**About this task:**
Please retype the records that appear below, exactly and in full.

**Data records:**
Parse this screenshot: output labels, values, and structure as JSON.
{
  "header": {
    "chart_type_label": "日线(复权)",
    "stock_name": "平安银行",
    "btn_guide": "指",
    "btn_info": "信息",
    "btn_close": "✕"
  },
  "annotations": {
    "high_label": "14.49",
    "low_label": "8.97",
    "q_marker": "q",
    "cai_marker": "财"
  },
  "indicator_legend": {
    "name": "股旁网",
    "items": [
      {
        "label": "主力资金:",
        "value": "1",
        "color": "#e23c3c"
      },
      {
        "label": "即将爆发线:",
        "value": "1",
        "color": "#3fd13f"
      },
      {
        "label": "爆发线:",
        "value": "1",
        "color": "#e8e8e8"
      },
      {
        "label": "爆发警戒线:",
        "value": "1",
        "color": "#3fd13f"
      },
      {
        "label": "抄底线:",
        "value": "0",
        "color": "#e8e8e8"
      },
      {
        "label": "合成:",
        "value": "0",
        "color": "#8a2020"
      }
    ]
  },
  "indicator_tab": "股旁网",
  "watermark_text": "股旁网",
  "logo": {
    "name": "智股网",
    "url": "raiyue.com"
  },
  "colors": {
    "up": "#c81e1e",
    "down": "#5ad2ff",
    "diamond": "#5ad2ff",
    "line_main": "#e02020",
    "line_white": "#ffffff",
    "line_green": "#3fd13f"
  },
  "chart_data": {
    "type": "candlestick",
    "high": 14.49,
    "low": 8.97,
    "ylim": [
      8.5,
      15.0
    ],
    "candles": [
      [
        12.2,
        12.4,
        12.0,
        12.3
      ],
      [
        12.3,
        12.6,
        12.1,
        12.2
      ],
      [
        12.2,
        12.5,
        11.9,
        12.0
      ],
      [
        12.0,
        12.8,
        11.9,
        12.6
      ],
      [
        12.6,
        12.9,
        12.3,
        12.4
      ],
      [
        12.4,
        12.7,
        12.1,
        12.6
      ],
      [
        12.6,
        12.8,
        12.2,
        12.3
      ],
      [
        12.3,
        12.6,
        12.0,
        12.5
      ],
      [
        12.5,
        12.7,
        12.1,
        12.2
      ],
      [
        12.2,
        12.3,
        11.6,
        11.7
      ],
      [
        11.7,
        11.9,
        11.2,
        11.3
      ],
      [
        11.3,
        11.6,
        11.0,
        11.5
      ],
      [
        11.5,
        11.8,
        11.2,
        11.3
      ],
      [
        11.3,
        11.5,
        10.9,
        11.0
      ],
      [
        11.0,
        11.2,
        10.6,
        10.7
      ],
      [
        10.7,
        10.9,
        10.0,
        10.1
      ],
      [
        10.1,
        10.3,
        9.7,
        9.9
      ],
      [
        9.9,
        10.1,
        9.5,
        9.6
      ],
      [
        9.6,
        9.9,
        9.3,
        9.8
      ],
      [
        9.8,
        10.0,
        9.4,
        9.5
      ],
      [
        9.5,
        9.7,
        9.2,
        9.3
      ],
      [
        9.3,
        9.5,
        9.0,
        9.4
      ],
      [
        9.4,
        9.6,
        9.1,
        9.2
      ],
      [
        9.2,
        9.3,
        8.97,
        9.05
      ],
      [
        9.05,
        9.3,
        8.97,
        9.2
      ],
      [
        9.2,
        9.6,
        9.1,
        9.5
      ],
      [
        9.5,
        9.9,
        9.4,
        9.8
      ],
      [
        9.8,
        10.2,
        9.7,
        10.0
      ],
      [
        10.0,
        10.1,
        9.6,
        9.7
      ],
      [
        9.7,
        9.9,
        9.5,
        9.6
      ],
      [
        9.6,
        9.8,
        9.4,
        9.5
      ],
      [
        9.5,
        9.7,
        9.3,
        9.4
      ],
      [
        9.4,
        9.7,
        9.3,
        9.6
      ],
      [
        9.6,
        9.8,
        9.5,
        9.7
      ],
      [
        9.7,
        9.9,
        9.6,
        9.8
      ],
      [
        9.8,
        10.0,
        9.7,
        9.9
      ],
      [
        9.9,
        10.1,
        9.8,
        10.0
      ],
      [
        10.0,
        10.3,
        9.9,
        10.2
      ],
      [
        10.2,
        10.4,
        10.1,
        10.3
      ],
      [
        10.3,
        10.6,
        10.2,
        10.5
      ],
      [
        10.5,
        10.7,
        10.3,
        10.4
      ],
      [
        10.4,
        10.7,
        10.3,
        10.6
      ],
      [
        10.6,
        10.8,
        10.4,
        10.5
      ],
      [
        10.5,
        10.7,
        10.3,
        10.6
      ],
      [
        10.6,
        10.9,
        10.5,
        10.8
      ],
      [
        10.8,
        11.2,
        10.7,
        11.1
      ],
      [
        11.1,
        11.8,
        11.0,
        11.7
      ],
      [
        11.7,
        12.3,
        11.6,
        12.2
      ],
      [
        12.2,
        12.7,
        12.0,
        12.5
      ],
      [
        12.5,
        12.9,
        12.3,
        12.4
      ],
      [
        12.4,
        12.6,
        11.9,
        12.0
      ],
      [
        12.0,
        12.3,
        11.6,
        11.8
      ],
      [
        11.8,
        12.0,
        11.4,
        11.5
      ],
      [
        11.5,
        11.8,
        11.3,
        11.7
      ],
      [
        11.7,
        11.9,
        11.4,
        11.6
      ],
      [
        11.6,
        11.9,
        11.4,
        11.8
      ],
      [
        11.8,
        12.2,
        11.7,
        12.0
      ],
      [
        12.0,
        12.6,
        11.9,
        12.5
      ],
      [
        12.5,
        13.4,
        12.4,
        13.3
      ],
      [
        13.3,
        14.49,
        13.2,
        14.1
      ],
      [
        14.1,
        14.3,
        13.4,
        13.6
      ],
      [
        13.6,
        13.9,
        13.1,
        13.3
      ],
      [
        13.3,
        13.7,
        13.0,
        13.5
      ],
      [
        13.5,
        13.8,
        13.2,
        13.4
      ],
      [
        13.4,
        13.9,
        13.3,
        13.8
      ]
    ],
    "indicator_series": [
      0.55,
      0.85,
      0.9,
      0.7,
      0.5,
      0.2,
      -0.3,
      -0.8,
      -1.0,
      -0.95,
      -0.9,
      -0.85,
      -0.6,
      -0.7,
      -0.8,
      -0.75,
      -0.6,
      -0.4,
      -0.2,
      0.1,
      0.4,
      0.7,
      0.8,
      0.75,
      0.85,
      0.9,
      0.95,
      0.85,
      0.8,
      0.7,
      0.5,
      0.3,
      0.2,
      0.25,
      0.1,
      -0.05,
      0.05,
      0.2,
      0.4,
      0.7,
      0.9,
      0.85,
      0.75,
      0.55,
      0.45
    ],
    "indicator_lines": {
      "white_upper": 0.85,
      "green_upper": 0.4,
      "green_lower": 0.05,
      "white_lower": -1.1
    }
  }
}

**Response area:**
Parse this screenshot: output labels, values, and structure as JSON.
{
  "header": {
    "chart_type_label": "日线(复权)",
    "stock_name": "平安银行",
    "btn_guide": "指",
    "btn_info": "信息",
    "btn_close": "✕"
  },
  "annotations": {
    "high_label": "14.49",
    "low_label": "8.97",
    "q_marker": "q",
    "cai_marker": "财"
  },
  "indicator_legend": {
    "name": "股旁网",
    "items": [
      {
        "label": "主力资金:",
        "value": "1",
        "color": "#e23c3c"
      },
      {
        "label": "即将爆发线:",
        "value": "1",
        "color": "#3fd13f"
      },
      {
        "label": "爆发线:",
        "value": "1",
        "color": "#e8e8e8"
      },
      {
        "label": "爆发警戒线:",
        "value": "1",
        "color": "#3fd13f"
      },
      {
        "label": "抄底线:",
        "value": "0",
        "color": "#e8e8e8"
      },
      {
        "label": "合成:",
        "value": "0",
        "color": "#8a2020"
      }
    ]
  },
  "indicator_tab": "股旁网",
  "watermark_text": "股旁网",
  "logo": {
    "name": "智股网",
    "url": "raiyue.com"
  },
  "colors": {
    "up": "#c81e1e",
    "down": "#5ad2ff",
    "diamond": "#5ad2ff",
    "line_main": "#e02020",
    "line_white": "#ffffff",
    "line_green": "#3fd13f"
  },
  "chart_data": {
    "type": "candlestick",
    "high": 14.49,
    "low": 8.97,
    "ylim": [
      8.5,
      15.0
    ],
    "candles": [
      [
        12.2,
        12.4,
        12.0,
        12.3
      ],
      [
        12.3,
        12.6,
        12.1,
        12.2
      ],
      [
        12.2,
        12.5,
        11.9,
        12.0
      ],
      [
        12.0,
        12.8,
        11.9,
        12.6
      ],
      [
        12.6,
        12.9,
        12.3,
        12.4
      ],
      [
        12.4,
        12.7,
        12.1,
        12.6
      ],
      [
        12.6,
        12.8,
        12.2,
        12.3
      ],
      [
        12.3,
        12.6,
        12.0,
        12.5
      ],
      [
        12.5,
        12.7,
        12.1,
        12.2
      ],
      [
        12.2,
        12.3,
        11.6,
        11.7
      ],
      [
        11.7,
        11.9,
        11.2,
        11.3
      ],
      [
        11.3,
        11.6,
        11.0,
        11.5
      ],
      [
        11.5,
        11.8,
        11.2,
        11.3
      ],
      [
        11.3,
        11.5,
        10.9,
        11.0
      ],
      [
        11.0,
        11.2,
        10.6,
        10.7
      ],
      [
        10.7,
        10.9,
        10.0,
        10.1
      ],
      [
        10.1,
        10.3,
        9.7,
        9.9
      ],
      [
        9.9,
        10.1,
        9.5,
        9.6
      ],
      [
        9.6,
        9.9,
        9.3,
        9.8
      ],
      [
        9.8,
        10.0,
        9.4,
        9.5
      ],
      [
        9.5,
        9.7,
        9.2,
        9.3
      ],
      [
        9.3,
        9.5,
        9.0,
        9.4
      ],
      [
        9.4,
        9.6,
        9.1,
        9.2
      ],
      [
        9.2,
        9.3,
        8.97,
        9.05
      ],
      [
        9.05,
        9.3,
        8.97,
        9.2
      ],
      [
        9.2,
        9.6,
        9.1,
        9.5
      ],
      [
        9.5,
        9.9,
        9.4,
        9.8
      ],
      [
        9.8,
        10.2,
        9.7,
        10.0
      ],
      [
        10.0,
        10.1,
        9.6,
        9.7
      ],
      [
        9.7,
        9.9,
        9.5,
        9.6
      ],
      [
        9.6,
        9.8,
        9.4,
        9.5
      ],
      [
        9.5,
        9.7,
        9.3,
        9.4
      ],
      [
        9.4,
        9.7,
        9.3,
        9.6
      ],
      [
        9.6,
        9.8,
        9.5,
        9.7
      ],
      [
        9.7,
        9.9,
        9.6,
        9.8
      ],
      [
        9.8,
        10.0,
        9.7,
        9.9
      ],
      [
        9.9,
        10.1,
        9.8,
        10.0
      ],
      [
        10.0,
        10.3,
        9.9,
        10.2
      ],
      [
        10.2,
        10.4,
        10.1,
        10.3
      ],
      [
        10.3,
        10.6,
        10.2,
        10.5
      ],
      [
        10.5,
        10.7,
        10.3,
        10.4
      ],
      [
        10.4,
        10.7,
        10.3,
        10.6
      ],
      [
        10.6,
        10.8,
        10.4,
        10.5
      ],
      [
        10.5,
        10.7,
        10.3,
        10.6
      ],
      [
        10.6,
        10.9,
        10.5,
        10.8
      ],
      [
        10.8,
        11.2,
        10.7,
        11.1
      ],
      [
        11.1,
        11.8,
        11.0,
        11.7
      ],
      [
        11.7,
        12.3,
        11.6,
        12.2
      ],
      [
        12.2,
        12.7,
        12.0,
        12.5
      ],
      [
        12.5,
        12.9,
        12.3,
        12.4
      ],
      [
        12.4,
        12.6,
        11.9,
        12.0
      ],
      [
        12.0,
        12.3,
        11.6,
        11.8
      ],
      [
        11.8,
        12.0,
        11.4,
        11.5
      ],
      [
        11.5,
        11.8,
        11.3,
        11.7
      ],
      [
        11.7,
        11.9,
        11.4,
        11.6
      ],
      [
        11.6,
        11.9,
        11.4,
        11.8
      ],
      [
        11.8,
        12.2,
        11.7,
        12.0
      ],
      [
        12.0,
        12.6,
        11.9,
        12.5
      ],
      [
        12.5,
        13.4,
        12.4,
        13.3
      ],
      [
        13.3,
        14.49,
        13.2,
        14.1
      ],
      [
        14.1,
        14.3,
        13.4,
        13.6
      ],
      [
        13.6,
        13.9,
        13.1,
        13.3
      ],
      [
        13.3,
        13.7,
        13.0,
        13.5
      ],
      [
        13.5,
        13.8,
        13.2,
        13.4
      ],
      [
        13.4,
        13.9,
        13.3,
        13.8
      ]
    ],
    "indicator_series": [
      0.55,
      0.85,
      0.9,
      0.7,
      0.5,
      0.2,
      -0.3,
      -0.8,
      -1.0,
      -0.95,
      -0.9,
      -0.85,
      -0.6,
      -0.7,
      -0.8,
      -0.75,
      -0.6,
      -0.4,
      -0.2,
      0.1,
      0.4,
      0.7,
      0.8,
      0.75,
      0.85,
      0.9,
      0.95,
      0.85,
      0.8,
      0.7,
      0.5,
      0.3,
      0.2,
      0.25,
      0.1,
      -0.05,
      0.05,
      0.2,
      0.4,
      0.7,
      0.9,
      0.85,
      0.75,
      0.55,
      0.45
    ],
    "indicator_lines": {
      "white_upper": 0.85,
      "green_upper": 0.4,
      "green_lower": 0.05,
      "white_lower": -1.1
    }
  }
}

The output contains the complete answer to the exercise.